Stored data:
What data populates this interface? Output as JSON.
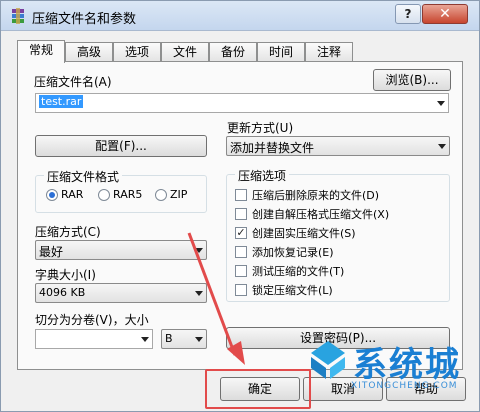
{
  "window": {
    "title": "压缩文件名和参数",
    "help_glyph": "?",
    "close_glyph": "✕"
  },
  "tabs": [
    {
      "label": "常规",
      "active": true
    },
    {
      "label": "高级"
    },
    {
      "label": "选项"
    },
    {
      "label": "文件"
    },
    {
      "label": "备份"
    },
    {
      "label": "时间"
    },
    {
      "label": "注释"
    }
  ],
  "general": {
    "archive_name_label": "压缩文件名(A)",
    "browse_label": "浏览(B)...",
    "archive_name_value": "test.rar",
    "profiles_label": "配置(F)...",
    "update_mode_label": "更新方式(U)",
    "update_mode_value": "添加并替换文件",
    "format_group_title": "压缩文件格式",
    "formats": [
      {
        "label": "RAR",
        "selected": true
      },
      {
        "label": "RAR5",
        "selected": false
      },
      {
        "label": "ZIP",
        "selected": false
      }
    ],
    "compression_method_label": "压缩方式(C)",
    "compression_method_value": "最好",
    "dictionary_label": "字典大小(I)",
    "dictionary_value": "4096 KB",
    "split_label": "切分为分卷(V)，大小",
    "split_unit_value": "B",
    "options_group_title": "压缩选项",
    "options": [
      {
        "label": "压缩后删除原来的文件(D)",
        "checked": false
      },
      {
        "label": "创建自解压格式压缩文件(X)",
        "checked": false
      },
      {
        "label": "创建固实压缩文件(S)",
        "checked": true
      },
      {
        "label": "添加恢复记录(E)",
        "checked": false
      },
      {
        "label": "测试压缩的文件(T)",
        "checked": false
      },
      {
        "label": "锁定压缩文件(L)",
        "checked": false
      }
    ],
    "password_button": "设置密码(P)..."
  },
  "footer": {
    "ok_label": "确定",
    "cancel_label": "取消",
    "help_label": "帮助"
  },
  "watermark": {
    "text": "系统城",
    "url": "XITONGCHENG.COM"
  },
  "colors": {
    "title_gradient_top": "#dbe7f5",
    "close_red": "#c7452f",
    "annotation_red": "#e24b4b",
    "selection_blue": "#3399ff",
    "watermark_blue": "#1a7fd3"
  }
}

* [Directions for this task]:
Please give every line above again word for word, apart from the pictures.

* [Reply]:
What data populates this interface? Output as JSON.
{
  "window": {
    "title": "压缩文件名和参数",
    "help_glyph": "?",
    "close_glyph": "✕"
  },
  "tabs": [
    {
      "label": "常规",
      "active": true
    },
    {
      "label": "高级"
    },
    {
      "label": "选项"
    },
    {
      "label": "文件"
    },
    {
      "label": "备份"
    },
    {
      "label": "时间"
    },
    {
      "label": "注释"
    }
  ],
  "general": {
    "archive_name_label": "压缩文件名(A)",
    "browse_label": "浏览(B)...",
    "archive_name_value": "test.rar",
    "profiles_label": "配置(F)...",
    "update_mode_label": "更新方式(U)",
    "update_mode_value": "添加并替换文件",
    "format_group_title": "压缩文件格式",
    "formats": [
      {
        "label": "RAR",
        "selected": true
      },
      {
        "label": "RAR5",
        "selected": false
      },
      {
        "label": "ZIP",
        "selected": false
      }
    ],
    "compression_method_label": "压缩方式(C)",
    "compression_method_value": "最好",
    "dictionary_label": "字典大小(I)",
    "dictionary_value": "4096 KB",
    "split_label": "切分为分卷(V)，大小",
    "split_unit_value": "B",
    "options_group_title": "压缩选项",
    "options": [
      {
        "label": "压缩后删除原来的文件(D)",
        "checked": false
      },
      {
        "label": "创建自解压格式压缩文件(X)",
        "checked": false
      },
      {
        "label": "创建固实压缩文件(S)",
        "checked": true
      },
      {
        "label": "添加恢复记录(E)",
        "checked": false
      },
      {
        "label": "测试压缩的文件(T)",
        "checked": false
      },
      {
        "label": "锁定压缩文件(L)",
        "checked": false
      }
    ],
    "password_button": "设置密码(P)..."
  },
  "footer": {
    "ok_label": "确定",
    "cancel_label": "取消",
    "help_label": "帮助"
  },
  "watermark": {
    "text": "系统城",
    "url": "XITONGCHENG.COM"
  },
  "colors": {
    "title_gradient_top": "#dbe7f5",
    "close_red": "#c7452f",
    "annotation_red": "#e24b4b",
    "selection_blue": "#3399ff",
    "watermark_blue": "#1a7fd3"
  }
}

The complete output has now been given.